My guess is the board is broken. Do you think it would be a sensible idea to buy a new one?


This sounds like you have made it further than before. If you have the motherboard manual http://www.gigabyte-usa.com/Support/Motherboard/Manual_DownloadFile.aspx?FileType=Manual&FileID=17335 you should be able to determine the meaning of the beeps.

According to the manual:

AWARD BIOS Beep Codes
  • 1 short: System boots successfully
  • 2 short: CMOS setting error
  • 1 long 1 short: DRAM or M/B error
  • 1 long 2 short: Monitor or display card error
  • 1 long 3 short: Keyboard error
  • 1 long 9 short: BIOS ROM error
  • Continuous long beeps: DRAM error
  • Continuous short beeps: Power error

    Do any of these help?
    Tim
    July 20, 2007 11:39:27 AM

    That was a typing error instead of now beeps were made I was meant to say - no beeps were made sorry.

    I'm sending the motherboard and possibly the CPU back to manufactorer now, so I'll wait to see if they can tell me what's broken. Several weeks without a my own computer though.
    July 20, 2007 6:33:26 PM

    EscCtrl said:
    That was a typing error instead of now beeps were made I was meant to say - no beeps were made sorry.

    I'm sending the motherboard and possibly the CPU back to manufactorer now, so I'll wait to see if they can tell me what's broken. Several weeks without a my own computer though.

    Yeah, from what I've read, it just sounds like the fusing of the plate to the motherboard is your problem. It probably shorted something and in the processed melded it to the motherboard (hence the plastic burning smell).

    Since its a short, its really hard to say what parts work and what are broken. You'll have to do a component by component test on everything. (PSU sounds like its ok if you tested it). Hopefully you'll get lucky and its just the motherboard that fried. Hope the voltage regulators kept the CPU safe. Let us know how it comes out. Good luck!
    July 20, 2007 6:58:39 PM
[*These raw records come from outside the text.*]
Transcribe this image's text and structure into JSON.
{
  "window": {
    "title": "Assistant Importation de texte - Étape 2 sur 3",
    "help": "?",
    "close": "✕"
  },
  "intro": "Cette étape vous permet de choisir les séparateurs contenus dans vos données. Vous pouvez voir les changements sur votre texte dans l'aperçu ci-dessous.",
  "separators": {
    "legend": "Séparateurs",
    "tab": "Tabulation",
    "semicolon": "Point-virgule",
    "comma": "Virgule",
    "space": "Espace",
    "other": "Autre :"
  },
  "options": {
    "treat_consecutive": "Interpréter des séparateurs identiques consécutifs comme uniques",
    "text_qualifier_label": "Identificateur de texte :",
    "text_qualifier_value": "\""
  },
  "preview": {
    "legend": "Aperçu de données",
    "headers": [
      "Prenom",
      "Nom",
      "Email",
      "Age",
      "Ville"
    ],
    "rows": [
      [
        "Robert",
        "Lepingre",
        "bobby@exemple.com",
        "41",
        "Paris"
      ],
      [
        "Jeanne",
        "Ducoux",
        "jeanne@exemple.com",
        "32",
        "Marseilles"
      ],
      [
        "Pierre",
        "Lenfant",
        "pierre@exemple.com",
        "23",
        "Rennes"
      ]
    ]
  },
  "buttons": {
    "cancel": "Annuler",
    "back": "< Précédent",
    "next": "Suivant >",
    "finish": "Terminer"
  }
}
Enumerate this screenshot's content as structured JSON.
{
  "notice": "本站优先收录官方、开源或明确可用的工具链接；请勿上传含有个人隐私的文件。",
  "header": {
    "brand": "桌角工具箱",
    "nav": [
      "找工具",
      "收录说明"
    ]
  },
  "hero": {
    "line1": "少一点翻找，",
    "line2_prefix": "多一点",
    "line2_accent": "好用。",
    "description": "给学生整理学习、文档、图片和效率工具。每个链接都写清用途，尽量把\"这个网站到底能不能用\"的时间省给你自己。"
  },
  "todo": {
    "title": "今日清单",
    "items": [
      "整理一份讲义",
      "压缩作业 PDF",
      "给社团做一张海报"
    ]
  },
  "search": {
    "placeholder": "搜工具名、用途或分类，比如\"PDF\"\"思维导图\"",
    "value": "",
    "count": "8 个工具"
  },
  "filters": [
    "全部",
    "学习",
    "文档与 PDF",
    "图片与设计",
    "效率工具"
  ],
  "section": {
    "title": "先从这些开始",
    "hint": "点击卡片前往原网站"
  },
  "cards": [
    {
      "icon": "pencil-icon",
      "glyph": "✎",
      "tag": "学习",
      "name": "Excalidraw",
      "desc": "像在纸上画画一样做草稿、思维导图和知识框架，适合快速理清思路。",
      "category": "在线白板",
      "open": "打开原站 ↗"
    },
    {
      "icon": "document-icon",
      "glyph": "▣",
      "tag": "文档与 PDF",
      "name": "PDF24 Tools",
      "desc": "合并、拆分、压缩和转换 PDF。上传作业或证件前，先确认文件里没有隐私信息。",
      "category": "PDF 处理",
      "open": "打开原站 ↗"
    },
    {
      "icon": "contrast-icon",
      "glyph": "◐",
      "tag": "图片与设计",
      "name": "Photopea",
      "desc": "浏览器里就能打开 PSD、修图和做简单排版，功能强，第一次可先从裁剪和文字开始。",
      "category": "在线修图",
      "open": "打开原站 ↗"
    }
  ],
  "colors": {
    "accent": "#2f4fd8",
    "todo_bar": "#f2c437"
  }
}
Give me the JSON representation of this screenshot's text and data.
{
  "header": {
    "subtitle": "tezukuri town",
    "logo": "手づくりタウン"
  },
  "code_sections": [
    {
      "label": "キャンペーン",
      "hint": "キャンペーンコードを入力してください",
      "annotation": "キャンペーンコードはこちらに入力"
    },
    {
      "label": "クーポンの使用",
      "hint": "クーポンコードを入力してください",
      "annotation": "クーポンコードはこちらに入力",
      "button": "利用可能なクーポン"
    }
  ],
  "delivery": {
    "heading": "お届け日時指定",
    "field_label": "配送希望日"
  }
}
    have you removed the heatsink on the north bridge for your ds3? those run really hot and from what you have described thats where i would start. if the north bridge is damaged or burned out you will definately be able to tell right when you remove the heatsink. also does it still smell like electrical components burning? if you could isolate the smell then your lucky.

    other than that i would venture to say it could be your power supply, but im leaning more towards the NB.

    good luck.
    July 20, 2007 8:04:27 PM

    You should just take it to a computer repair shop and have them figure it out. When I built my first computer, it wasn't working and I had no idea why and didn't have any spare parts to test with. A friend recommended a computer repair shop, and they checked it and found out my graphics card was faulty. It cost me $40, but it's worth it for the time and stress you save yourself. I returned my graphics card and had it replaced and my computer has been running fine for 3 or 4 years now. Some places might even do free diagnostics on certain components.
    !